If you want to ignite race riots, a sure-fire way to do it is to stir up black hatred and suspicion of cops, which will in turn make cops warier of blacks and more trigger-happy, and so on, until an explosion occurs. So thanks, President Obama. You have set back American race relations by 50 years.

The National Interest’s Robert Merry recalls Obama’s response to the Ferguson, Mo., riots in 2014:

In the midst of it, President Obama weighed in with ill-considered remarks that positioned himself as the arbiter of just where the proper balance should be struck in the fast-moving and perilous standoff between thousands of protesters, with significant looting and rock-throwing going on, and the authorities charged with ensuring that this highly charged situation didn’t flip out of control and lead to serious bloodshed. His admonitory words, directed at both protesters and local government officials, implied a moral equivalence of the two sides, which served to undermine the standing of local officials.
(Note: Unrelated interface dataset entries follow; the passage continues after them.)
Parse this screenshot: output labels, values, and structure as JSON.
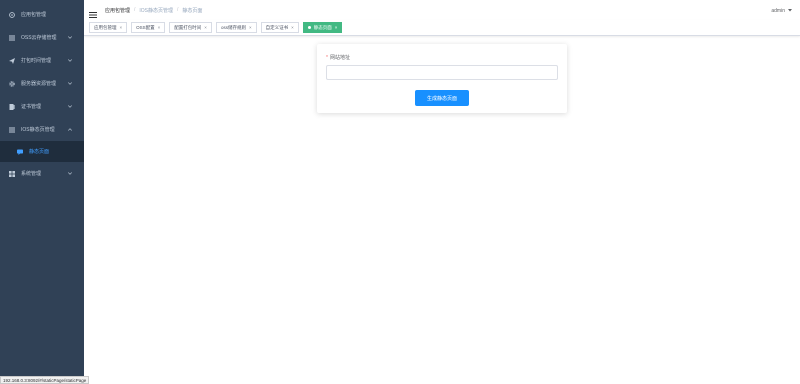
{
  "sidebar": {
    "items": [
      {
        "label": "应用包管理",
        "icon": "app-icon",
        "has_arrow": false
      },
      {
        "label": "OSS云存储管理",
        "icon": "list-icon",
        "has_arrow": true
      },
      {
        "label": "打包时间管理",
        "icon": "send-icon",
        "has_arrow": true
      },
      {
        "label": "服务器资源管理",
        "icon": "gear-icon",
        "has_arrow": true
      },
      {
        "label": "证书管理",
        "icon": "certificate-icon",
        "has_arrow": true
      },
      {
        "label": "IOS静态页管理",
        "icon": "list-icon",
        "has_arrow": true
      }
    ],
    "sub_item": {
      "label": "静态页面",
      "icon": "chat-icon"
    },
    "last_item": {
      "label": "系统管理",
      "icon": "grid-icon"
    }
  },
  "breadcrumb": [
    "应用包管理",
    "IOS静态页管理",
    "静态页面"
  ],
  "user": {
    "name": "admin"
  },
  "tags": [
    {
      "label": "应用包管理",
      "active": false
    },
    {
      "label": "OSS配置",
      "active": false
    },
    {
      "label": "配置打包时间",
      "active": false
    },
    {
      "label": "oss储存规则",
      "active": false
    },
    {
      "label": "自定义证书",
      "active": false
    },
    {
      "label": "静态页面",
      "active": true
    }
  ],
  "form": {
    "label": "网站地址",
    "required_mark": "*",
    "value": "",
    "button_label": "生成静态页面"
  },
  "status_url": "192.168.0.3:8092/#/staticPage/staticPage",
  "colors": {
    "sidebar_bg": "#304156",
    "submenu_bg": "#1f2d3d",
    "active_link": "#409eff",
    "active_tag": "#42b983",
    "primary_button": "#1890ff"
  }
}
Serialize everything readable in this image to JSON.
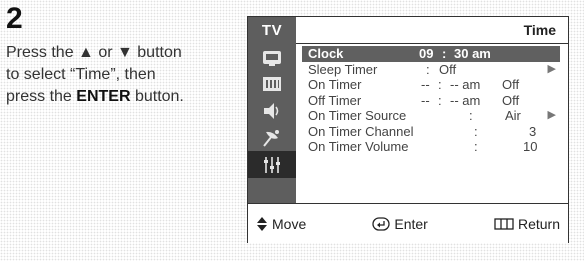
{
  "step": {
    "number": "2"
  },
  "instruction": {
    "line1": "Press the ▲ or ▼ button",
    "line2": "to select “Time”, then",
    "line3_prefix": "press the ",
    "line3_bold": "ENTER",
    "line3_suffix": " button."
  },
  "tv_menu": {
    "sidebar_label": "TV",
    "icons": [
      "picture-icon",
      "sound-icon",
      "speaker-icon",
      "antenna-icon",
      "setup-icon"
    ],
    "active_icon": "setup-icon",
    "title": "Time",
    "rows": [
      {
        "label": "Clock",
        "v1": "09",
        "sep": ":",
        "v2": "30 am",
        "arrow": "",
        "selected": true
      },
      {
        "label": "Sleep Timer",
        "v1": "",
        "sep": ":",
        "v2": "Off",
        "arrow": "▶",
        "selected": false
      },
      {
        "label": "On Timer",
        "v1": "--",
        "sep": ":",
        "v2": "-- am",
        "v3": "Off",
        "arrow": "",
        "selected": false
      },
      {
        "label": "Off Timer",
        "v1": "--",
        "sep": ":",
        "v2": "-- am",
        "v3": "Off",
        "arrow": "",
        "selected": false
      },
      {
        "label": "On Timer Source",
        "v1": "",
        "sep": ":",
        "v2": "Air",
        "arrow": "▶",
        "selected": false
      },
      {
        "label": "On Timer Channel",
        "v1": "",
        "sep": ":",
        "v2": "3",
        "arrow": "",
        "selected": false
      },
      {
        "label": "On Timer Volume",
        "v1": "",
        "sep": ":",
        "v2": "10",
        "arrow": "",
        "selected": false
      }
    ],
    "footer": {
      "move_label": "Move",
      "enter_label": "Enter",
      "return_label": "Return"
    }
  }
}
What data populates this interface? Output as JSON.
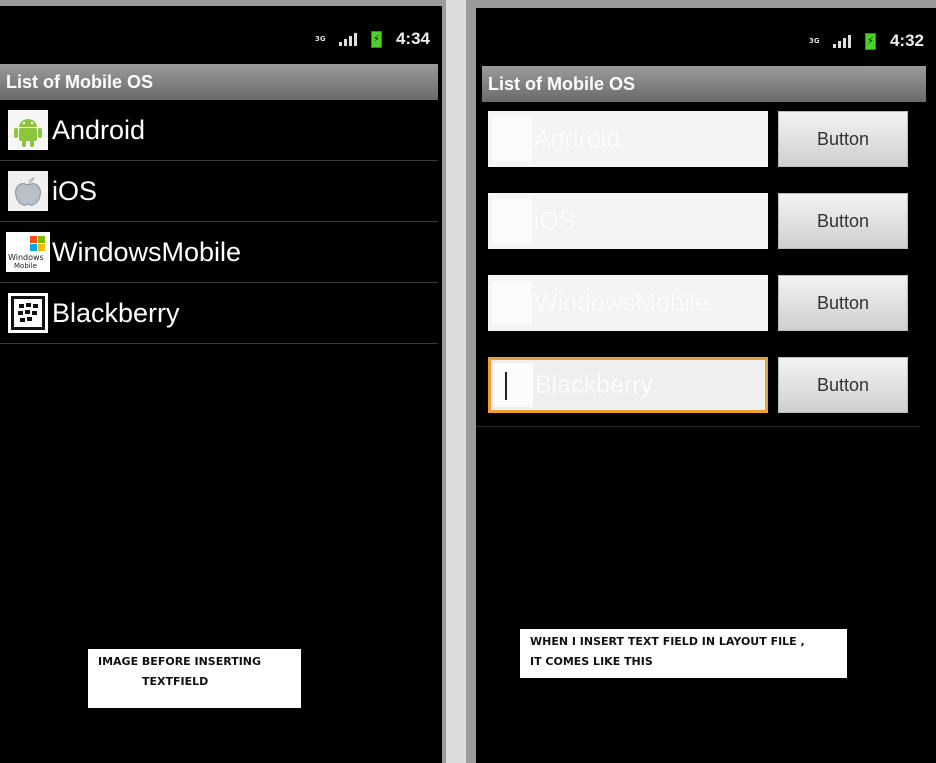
{
  "left_screen": {
    "status": {
      "network": "3G",
      "time": "4:34"
    },
    "title": "List of Mobile OS",
    "items": [
      {
        "label": "Android",
        "icon": "android-icon"
      },
      {
        "label": "iOS",
        "icon": "apple-icon"
      },
      {
        "label": "WindowsMobile",
        "icon": "windows-mobile-icon"
      },
      {
        "label": "Blackberry",
        "icon": "blackberry-icon"
      }
    ],
    "caption": {
      "line1": "IMAGE BEFORE INSERTING",
      "line2": "TEXTFIELD"
    }
  },
  "right_screen": {
    "status": {
      "network": "3G",
      "time": "4:32"
    },
    "title": "List of Mobile OS",
    "rows": [
      {
        "field_text": "Android",
        "button": "Button"
      },
      {
        "field_text": "iOS",
        "button": "Button"
      },
      {
        "field_text": "WindowsMobile",
        "button": "Button"
      },
      {
        "field_text": "Blackberry",
        "button": "Button",
        "focused": true
      }
    ],
    "caption": {
      "line1": "WHEN I INSERT TEXT FIELD IN LAYOUT FILE ,",
      "line2": "IT COMES LIKE THIS"
    }
  },
  "colors": {
    "focus": "#f0a030",
    "battery": "#4cd12c",
    "titlebar": "#8a8a8a"
  }
}
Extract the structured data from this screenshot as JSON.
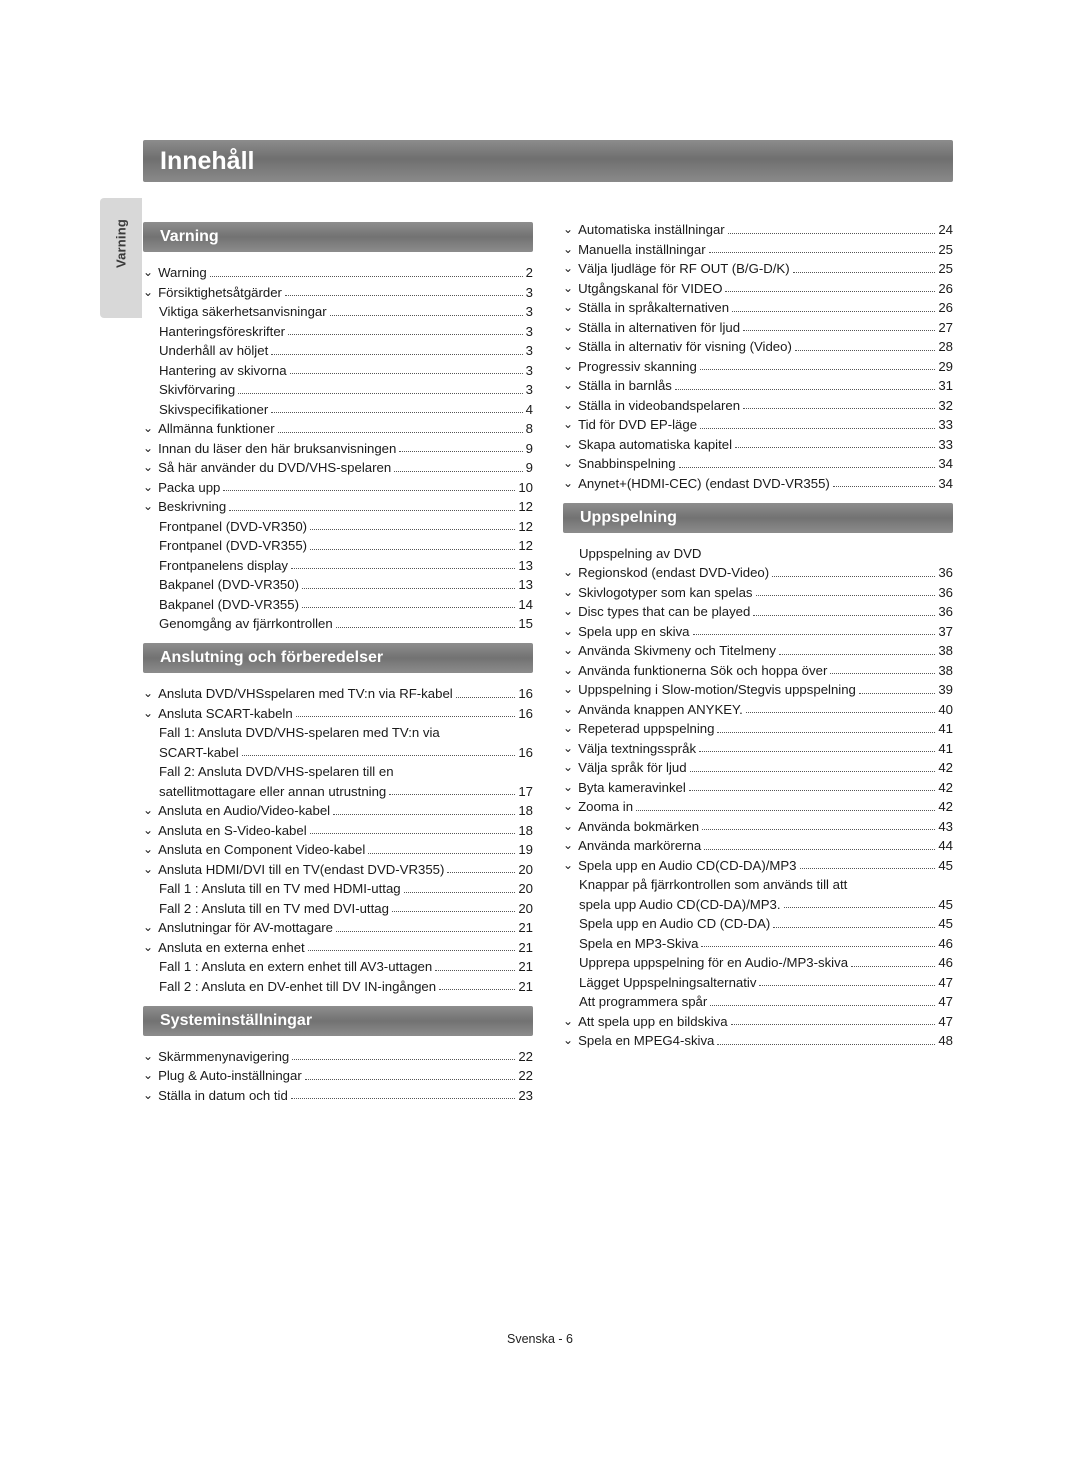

Some of the criticism is well placed. In particular, it would be better for Obama (or any president) to speak in soothing generalities and avoid opining on matters that have yet to be investigated.

But we’d like to offer a qualified defense of the president. It seems to us his statement that “there’s a big chunk of our fellow citizenry that feels as if because of the color of their skin, they are not being treated the same” is undeniably true, and for him not to acknowledge it in some way would be a breach of faith with black voters.

Just so. And you have to be some kind of brazen to set out the quote in print and then immediately issue an obviously unfounded indictment for inciting hatred of police.

I assume he knows his audience, though I hadn’t thought of City Journal as unhinged.

Whether our next President be Hillary or Donald, I’ll miss a President who, although he could also stick it in and twist it, knew when to speak healing words, too.

3

At some point, I saw pointed out that right-leaning sources picture Obama with darker skin than do progressive source. Damned if I know just what shade he is — or if I care.

But it does seem as if someone is darkening his skin for sinister effect or lightening it for, er, the opposite of sinister effect. Either way, is it not (a) racist or (b) assuming that one’s countrymen are racist?

4

Something dreadful has happened. Like police not releasing names until family is notified, I can’t publicly share what I know.

It hits me because I know most of those most closely involved. But here’s my mood, in song.

That’s all for now.

* * * * *

“In learning as in traveling and, of course, in lovemaking, all the charm lies in not coming too quickly to the point, but in meandering around for a while.” (Eva Brann)

Some succinct standing advice on recurring themes.